The emergency numbers to call for assistance is 0302773906 or the crime fighters’ number 18555 for Vodafone and MTN users.
DCOP Yohuno explained that personnel are stationed in the police control room 24 hours a day for the whole week and calling for assistance will really help.
“Victims should not think that when they call, the men are going to be dispatched from the headquarters to the scene of crime. We have men in all districts and locations so the moment the calls come in, those on patrol in that locality are called to move to the area to assist. It takes less than three minutes for the patrol team to attend to persons under distress,” he said.
“If you cannot call, get a number of a neighbour and quickly prompt him or her to call the control room on your behalf for assistance. It would even be that the team will be near you and the moment the calls are channelled to them, they quickly move in to assist,” he added.
Ghanaians have been reminded that the reward system is still active for those who report criminals to the police. An individual can get a cool of GH¢2000 for reporting a criminal to the police and his identity will be kept secret.
This patriotic act, according to DCOP C T Yohuno, will save an individual from any future attack.
“Individuals must not just walk into the station and report criminals to anybody in police uniform. When you get to the station, ask for the divisional, district commander or the crime officer of that particular station.
You can as well ask for any senior police officer to speak with. Walk into his or her office and give out the information and quickly leave.
“Again do not tell anybody, either a police officer or a civilian what you went in there to tell the Senior Police Officer and with the little information given, the criminal can be apprehended.
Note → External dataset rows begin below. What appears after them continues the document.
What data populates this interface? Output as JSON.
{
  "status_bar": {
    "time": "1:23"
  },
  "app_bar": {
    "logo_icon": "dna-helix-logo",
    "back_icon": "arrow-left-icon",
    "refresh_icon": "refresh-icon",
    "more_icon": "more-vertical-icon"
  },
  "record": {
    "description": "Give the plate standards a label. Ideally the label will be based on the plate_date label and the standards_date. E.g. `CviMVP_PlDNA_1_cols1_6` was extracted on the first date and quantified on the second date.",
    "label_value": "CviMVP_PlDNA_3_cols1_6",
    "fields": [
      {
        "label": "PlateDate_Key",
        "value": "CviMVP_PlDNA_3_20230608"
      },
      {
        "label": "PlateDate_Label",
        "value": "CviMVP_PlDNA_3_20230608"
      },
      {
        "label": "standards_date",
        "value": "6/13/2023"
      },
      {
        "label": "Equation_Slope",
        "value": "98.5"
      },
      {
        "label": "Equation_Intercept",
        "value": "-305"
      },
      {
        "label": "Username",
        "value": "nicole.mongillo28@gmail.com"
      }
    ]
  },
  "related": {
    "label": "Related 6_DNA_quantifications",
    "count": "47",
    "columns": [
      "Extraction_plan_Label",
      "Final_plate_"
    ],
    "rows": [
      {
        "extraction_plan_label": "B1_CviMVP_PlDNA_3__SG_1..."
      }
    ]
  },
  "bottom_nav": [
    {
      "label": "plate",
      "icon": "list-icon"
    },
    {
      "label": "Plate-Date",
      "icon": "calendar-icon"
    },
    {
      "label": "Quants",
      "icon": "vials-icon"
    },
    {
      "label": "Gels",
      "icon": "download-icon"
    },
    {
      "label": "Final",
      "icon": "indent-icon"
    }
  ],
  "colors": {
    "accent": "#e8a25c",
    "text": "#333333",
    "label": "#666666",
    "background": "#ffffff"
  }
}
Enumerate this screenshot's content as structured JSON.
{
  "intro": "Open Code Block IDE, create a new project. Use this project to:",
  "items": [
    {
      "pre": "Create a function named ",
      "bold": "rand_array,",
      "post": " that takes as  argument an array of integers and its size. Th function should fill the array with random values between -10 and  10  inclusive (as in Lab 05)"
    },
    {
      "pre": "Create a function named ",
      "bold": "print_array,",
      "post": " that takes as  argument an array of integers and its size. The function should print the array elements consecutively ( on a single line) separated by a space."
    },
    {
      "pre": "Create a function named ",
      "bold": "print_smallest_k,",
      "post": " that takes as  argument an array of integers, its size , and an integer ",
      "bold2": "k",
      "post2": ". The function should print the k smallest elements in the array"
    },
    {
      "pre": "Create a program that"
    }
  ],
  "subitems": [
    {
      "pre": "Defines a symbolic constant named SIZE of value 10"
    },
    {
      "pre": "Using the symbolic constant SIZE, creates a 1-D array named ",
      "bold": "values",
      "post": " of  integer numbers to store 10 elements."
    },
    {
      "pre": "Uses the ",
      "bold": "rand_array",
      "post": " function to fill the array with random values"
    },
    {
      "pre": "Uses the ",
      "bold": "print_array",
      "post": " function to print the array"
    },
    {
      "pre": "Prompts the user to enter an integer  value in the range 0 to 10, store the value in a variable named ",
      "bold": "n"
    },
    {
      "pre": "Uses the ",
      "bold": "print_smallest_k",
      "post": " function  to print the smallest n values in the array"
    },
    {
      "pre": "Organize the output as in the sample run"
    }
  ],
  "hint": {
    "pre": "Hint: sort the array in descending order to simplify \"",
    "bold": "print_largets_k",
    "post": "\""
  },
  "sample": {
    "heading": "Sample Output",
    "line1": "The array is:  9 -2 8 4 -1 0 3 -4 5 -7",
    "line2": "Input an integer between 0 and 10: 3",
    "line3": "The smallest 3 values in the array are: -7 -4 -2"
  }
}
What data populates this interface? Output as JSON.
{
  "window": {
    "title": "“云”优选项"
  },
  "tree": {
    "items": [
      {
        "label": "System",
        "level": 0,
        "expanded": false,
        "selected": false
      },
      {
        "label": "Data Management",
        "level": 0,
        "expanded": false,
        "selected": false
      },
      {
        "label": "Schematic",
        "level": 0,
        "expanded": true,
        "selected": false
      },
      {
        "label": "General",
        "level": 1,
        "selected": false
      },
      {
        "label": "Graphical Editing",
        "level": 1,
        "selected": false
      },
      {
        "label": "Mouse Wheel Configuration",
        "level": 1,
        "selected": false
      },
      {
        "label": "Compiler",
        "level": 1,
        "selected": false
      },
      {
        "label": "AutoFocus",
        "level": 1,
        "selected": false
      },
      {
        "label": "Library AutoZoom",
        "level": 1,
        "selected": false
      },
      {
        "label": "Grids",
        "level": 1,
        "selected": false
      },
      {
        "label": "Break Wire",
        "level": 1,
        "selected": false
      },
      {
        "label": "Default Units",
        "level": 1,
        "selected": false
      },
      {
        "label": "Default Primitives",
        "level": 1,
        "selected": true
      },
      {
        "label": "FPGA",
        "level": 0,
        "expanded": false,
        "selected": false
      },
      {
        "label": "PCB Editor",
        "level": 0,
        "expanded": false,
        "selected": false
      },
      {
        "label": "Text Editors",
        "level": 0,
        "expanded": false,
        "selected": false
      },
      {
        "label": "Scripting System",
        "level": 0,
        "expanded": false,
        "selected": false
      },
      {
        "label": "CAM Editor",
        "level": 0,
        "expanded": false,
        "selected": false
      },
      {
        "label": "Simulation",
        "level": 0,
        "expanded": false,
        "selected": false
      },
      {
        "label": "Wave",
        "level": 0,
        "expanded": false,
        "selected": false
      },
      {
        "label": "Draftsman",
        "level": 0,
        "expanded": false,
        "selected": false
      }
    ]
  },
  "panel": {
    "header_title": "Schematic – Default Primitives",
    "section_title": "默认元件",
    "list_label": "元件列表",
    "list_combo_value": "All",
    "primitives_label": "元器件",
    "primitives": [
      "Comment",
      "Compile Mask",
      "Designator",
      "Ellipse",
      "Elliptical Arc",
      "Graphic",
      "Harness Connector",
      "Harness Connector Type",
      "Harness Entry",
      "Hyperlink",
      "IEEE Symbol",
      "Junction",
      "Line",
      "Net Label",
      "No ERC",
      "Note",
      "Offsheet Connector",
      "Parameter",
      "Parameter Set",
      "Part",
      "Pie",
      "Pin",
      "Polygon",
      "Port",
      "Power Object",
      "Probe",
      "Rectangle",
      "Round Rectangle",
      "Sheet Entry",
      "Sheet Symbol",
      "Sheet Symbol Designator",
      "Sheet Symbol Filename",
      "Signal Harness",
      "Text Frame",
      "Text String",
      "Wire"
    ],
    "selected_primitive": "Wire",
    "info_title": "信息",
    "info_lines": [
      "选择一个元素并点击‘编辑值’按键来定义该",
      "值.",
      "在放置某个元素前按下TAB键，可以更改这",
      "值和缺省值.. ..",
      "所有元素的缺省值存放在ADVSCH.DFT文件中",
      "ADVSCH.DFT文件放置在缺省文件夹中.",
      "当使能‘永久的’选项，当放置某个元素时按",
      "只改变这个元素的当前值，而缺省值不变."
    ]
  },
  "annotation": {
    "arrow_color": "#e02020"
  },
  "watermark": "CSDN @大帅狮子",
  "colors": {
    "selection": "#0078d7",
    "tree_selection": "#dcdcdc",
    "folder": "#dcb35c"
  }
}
“When the criminals are apprehended, do not go about bragging that it was through your efforts that the suspects were apprehended since you may not know their loyal friends,” he advised.
BY Linda Tenyah (firstname.lastname@example.org)